“I don’t like looking at numbers much, but I’m going to break it down after the season and look at some strengths and weaknesses,” Rodgers said. “I know I haven’t reached my full potential yet.”

While he doesn’t like filling his mind with information during a competitive season, Rodgers has some ideas as to why he is struggling, even without doing an exhaustive search on the computer.

“I need to hit the ball on the ground less,” he said. “I haven’t looked at any numbers or spray charts. But I know how I get attacked, early away or in, whether it’s a sinkerball guy or a high-spin, four-seam guy. I get sliders away and I’m getting a lot of right-on-right changeups. With how my swing is, guys think they can get under my hands.

“Next year, a huge thing for me is going to be establishing the inside corner of the plate and working off that. The damage is on the inner half. I know I can hit a ball to right-center, even if it’s on the inner half. I don’t need to try to pull a pitch that’s away. I just need to get better at pulling that inside pitch more instead of hitting the ball on the ground. It’s not completely changing right away, but I know what I need -- a little bit of hips, a little bit of hands.

“It’s almost like I’m trying too hard to get the ball in the air, instead of trusting my hands, my approach, my plan.”

Rodgers said he was in a good spot physically before the injury, just five pounds below his Opening Day weight, so his core-based workouts are working.

His 22 defensive runs saved were tied for most among all Major Leaguers going into Tuesday.

One offensive adjustment this winter may be using virtual-reality glasses, an increasingly popular training tool (Chris O’Dowd, a former Minor Leaguer with the Rockies, among other teams, and son of former Rockies general manager Dan O’Dowd is founder of Win Reality). Rodgers will lean on Brian Jones, the club’s new director of research and development, for information before going with VR.

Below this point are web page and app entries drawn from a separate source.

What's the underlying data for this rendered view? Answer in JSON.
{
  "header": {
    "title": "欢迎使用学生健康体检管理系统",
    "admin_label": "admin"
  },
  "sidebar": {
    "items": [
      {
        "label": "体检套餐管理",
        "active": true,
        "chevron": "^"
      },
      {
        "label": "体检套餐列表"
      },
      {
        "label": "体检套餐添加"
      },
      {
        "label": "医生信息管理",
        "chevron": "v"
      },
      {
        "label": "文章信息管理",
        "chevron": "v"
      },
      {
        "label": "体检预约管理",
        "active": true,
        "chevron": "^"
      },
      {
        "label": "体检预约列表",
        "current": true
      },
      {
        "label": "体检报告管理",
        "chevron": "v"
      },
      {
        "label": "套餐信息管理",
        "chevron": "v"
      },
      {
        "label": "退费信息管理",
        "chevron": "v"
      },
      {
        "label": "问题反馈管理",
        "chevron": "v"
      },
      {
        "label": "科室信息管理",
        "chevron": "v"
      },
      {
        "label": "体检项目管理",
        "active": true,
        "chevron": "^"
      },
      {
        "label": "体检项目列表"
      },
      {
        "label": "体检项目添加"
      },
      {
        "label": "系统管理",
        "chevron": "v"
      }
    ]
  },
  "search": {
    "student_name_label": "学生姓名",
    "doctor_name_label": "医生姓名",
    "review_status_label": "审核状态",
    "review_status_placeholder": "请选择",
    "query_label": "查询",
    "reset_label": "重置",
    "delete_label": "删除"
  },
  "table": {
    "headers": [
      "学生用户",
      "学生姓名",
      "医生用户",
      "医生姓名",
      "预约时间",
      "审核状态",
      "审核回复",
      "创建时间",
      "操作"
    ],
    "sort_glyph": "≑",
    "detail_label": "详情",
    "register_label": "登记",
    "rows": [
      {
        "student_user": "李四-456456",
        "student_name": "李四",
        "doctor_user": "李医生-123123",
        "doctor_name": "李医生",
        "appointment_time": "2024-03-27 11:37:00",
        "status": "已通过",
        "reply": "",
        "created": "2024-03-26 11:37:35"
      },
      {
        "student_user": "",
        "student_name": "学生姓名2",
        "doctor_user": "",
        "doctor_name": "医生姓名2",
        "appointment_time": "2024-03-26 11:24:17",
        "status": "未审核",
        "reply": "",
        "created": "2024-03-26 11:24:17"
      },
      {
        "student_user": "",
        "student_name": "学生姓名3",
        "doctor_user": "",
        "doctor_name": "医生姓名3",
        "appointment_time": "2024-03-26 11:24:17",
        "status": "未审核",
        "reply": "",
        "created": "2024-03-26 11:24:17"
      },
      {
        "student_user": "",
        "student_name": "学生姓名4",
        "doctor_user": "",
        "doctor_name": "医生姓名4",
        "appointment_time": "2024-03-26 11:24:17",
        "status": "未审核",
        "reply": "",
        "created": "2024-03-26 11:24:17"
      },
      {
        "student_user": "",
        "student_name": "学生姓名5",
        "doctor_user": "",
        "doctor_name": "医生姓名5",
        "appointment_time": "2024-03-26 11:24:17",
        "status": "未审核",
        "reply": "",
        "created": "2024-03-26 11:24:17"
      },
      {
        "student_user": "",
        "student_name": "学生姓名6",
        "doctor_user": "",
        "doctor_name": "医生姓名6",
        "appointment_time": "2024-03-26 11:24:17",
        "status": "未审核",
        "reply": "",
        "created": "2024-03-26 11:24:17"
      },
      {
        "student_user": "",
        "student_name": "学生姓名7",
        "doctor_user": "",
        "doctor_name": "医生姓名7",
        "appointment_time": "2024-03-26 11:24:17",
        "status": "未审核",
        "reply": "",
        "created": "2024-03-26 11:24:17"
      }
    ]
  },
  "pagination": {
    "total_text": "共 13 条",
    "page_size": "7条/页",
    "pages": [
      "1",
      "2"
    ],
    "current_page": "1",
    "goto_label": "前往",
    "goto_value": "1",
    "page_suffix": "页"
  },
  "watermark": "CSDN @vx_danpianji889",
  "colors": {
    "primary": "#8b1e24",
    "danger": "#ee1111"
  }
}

Rodgers declined to switch to new technology in-season.

“I’ve heard good things, but I don’t like changing something super drastically during the season, because it might mess me up mentally in the box,” Rodgers said.